> **Task to carry out**
All lines in the data bearing the string "emoji" should be identified and copied.

> **Material supplied**

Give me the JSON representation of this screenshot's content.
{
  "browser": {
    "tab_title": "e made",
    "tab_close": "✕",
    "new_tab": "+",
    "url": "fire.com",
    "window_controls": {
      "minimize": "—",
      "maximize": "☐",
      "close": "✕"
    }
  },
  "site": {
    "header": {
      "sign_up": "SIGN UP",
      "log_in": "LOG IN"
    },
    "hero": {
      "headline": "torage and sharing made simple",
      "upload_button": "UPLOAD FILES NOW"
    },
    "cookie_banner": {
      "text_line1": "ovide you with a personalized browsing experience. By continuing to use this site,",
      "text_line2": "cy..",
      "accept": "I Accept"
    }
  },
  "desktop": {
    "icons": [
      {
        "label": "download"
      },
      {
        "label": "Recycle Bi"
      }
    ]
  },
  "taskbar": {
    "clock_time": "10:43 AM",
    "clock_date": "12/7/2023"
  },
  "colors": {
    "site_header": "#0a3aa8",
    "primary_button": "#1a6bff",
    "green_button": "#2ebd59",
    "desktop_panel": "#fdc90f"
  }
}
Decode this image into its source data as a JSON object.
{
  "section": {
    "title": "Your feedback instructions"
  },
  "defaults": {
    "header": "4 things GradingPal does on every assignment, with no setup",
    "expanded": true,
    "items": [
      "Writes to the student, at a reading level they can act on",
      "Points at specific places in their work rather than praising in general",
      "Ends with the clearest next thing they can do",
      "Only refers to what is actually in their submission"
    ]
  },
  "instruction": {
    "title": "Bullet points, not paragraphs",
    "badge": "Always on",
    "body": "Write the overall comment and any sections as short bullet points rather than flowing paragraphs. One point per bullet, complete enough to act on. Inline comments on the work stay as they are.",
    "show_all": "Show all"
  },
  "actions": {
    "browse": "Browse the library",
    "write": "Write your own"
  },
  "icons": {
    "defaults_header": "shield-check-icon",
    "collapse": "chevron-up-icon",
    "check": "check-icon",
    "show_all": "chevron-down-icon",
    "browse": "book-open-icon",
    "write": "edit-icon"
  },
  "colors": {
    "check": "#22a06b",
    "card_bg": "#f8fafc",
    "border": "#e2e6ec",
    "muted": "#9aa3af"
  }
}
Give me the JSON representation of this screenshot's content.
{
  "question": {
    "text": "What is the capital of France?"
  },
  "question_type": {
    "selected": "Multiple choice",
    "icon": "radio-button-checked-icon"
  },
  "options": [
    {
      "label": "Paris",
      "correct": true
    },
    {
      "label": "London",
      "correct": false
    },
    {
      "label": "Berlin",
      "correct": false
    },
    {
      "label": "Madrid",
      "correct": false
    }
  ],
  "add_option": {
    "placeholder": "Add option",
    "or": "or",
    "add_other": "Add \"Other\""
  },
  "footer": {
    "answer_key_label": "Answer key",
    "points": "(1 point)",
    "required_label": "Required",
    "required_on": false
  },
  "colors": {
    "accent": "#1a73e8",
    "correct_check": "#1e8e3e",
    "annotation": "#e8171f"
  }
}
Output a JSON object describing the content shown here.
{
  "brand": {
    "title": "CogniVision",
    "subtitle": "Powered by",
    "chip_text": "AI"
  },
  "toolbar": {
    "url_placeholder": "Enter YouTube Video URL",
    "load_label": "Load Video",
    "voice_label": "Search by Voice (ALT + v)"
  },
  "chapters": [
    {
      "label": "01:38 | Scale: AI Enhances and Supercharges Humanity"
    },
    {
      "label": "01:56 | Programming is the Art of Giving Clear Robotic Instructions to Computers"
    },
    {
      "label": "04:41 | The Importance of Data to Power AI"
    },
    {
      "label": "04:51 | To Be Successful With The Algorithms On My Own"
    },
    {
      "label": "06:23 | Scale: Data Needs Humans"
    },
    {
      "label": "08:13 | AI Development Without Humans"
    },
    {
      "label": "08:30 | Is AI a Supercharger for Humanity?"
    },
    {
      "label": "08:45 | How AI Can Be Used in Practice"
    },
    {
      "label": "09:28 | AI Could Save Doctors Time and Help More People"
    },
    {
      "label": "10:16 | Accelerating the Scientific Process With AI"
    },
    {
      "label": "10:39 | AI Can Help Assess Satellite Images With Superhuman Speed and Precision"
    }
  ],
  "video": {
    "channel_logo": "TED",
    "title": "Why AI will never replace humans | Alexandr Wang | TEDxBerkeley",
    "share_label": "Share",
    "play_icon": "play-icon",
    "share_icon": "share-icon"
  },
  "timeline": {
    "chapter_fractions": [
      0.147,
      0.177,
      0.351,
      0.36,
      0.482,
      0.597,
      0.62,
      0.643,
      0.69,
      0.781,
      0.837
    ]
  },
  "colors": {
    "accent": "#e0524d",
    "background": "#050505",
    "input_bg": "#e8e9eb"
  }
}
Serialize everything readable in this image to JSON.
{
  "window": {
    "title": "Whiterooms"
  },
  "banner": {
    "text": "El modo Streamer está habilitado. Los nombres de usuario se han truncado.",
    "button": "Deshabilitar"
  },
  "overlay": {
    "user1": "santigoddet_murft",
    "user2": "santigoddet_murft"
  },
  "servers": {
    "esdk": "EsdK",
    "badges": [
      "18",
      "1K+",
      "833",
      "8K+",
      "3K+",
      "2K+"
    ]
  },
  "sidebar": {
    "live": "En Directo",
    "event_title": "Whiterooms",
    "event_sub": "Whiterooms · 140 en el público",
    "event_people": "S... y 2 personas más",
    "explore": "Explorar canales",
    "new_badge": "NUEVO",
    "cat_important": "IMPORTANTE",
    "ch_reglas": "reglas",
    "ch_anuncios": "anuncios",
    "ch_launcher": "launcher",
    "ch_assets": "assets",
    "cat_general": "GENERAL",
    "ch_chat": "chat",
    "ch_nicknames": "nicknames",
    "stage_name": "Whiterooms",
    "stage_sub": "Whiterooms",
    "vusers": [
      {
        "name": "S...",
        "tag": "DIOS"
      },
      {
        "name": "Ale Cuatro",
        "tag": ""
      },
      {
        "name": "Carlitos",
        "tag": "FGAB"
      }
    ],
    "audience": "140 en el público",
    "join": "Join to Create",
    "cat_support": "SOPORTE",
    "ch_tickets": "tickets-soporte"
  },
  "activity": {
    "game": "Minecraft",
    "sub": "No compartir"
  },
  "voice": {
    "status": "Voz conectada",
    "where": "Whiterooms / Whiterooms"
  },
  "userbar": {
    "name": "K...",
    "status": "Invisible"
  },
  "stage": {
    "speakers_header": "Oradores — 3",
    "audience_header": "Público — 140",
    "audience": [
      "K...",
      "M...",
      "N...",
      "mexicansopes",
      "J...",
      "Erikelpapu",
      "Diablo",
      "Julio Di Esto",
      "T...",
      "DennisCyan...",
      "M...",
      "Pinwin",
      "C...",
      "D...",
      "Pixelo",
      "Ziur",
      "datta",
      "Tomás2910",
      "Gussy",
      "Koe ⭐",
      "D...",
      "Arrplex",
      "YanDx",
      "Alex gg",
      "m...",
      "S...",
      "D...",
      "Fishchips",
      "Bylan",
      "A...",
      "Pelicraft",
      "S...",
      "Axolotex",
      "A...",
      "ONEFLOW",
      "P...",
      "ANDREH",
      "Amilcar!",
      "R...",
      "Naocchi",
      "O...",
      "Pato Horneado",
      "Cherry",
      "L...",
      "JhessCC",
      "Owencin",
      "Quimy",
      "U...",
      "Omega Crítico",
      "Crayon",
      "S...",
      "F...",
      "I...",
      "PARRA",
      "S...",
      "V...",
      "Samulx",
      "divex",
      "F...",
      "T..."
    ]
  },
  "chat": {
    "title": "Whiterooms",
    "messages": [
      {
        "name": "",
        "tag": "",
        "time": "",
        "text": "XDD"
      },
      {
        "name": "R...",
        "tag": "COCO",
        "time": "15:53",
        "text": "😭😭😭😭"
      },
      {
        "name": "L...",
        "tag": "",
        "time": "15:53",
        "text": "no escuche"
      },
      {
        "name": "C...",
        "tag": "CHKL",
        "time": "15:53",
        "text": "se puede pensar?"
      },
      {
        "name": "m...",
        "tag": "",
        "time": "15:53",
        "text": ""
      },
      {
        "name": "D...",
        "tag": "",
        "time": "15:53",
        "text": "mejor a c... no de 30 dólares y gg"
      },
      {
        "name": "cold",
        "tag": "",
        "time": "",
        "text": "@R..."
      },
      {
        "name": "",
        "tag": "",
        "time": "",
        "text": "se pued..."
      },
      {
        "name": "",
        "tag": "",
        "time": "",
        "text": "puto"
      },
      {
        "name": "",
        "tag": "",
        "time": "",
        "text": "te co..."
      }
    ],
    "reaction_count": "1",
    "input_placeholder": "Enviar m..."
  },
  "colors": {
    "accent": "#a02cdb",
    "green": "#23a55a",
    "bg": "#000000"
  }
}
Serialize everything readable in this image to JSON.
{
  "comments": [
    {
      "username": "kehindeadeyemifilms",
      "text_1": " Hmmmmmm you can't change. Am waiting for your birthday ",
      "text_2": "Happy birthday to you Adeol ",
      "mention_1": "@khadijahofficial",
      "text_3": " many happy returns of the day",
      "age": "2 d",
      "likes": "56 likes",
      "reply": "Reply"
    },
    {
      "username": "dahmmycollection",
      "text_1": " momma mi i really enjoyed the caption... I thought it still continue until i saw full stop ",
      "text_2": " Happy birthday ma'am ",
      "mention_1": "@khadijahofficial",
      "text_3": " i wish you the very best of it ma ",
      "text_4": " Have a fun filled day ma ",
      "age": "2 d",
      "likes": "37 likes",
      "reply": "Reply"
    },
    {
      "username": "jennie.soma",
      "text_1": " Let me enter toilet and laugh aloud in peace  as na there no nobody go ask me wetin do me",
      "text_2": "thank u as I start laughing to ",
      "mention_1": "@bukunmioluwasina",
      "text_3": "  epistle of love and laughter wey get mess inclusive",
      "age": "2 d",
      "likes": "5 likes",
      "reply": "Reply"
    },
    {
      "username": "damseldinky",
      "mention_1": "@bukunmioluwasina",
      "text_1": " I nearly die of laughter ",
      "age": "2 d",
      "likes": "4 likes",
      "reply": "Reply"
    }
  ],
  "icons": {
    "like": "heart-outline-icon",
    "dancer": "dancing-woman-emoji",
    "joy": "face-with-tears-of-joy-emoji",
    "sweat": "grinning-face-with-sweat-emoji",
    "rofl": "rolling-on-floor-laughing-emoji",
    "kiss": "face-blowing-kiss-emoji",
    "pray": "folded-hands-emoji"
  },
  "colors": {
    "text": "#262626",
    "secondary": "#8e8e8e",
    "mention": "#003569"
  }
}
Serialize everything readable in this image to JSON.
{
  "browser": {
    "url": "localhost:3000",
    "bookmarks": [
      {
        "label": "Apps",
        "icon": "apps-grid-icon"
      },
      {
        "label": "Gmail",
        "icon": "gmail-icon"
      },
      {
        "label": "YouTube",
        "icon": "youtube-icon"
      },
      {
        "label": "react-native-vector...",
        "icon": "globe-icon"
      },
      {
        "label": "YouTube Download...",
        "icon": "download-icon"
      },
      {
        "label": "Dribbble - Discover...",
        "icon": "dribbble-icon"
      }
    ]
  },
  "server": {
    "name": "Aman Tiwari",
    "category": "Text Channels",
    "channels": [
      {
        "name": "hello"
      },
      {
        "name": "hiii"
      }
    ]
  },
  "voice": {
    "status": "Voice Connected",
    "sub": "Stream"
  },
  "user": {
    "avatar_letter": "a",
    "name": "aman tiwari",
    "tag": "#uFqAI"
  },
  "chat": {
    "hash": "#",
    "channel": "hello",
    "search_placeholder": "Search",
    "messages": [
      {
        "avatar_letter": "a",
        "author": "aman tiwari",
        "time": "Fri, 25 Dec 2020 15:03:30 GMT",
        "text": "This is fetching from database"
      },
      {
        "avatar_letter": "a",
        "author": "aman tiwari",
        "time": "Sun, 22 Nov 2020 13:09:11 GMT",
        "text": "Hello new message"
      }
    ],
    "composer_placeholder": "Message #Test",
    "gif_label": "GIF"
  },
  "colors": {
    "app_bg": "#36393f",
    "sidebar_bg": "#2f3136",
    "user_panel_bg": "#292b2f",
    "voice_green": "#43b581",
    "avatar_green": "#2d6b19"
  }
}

> **Task response**
    "dancer": "dancing-woman-emoji",
    "joy": "face-with-tears-of-joy-emoji",
    "sweat": "grinning-face-with-sweat-emoji",
    "rofl": "rolling-on-floor-laughing-emoji",
    "kiss": "face-blowing-kiss-emoji",
    "pray": "folded-hands-emoji"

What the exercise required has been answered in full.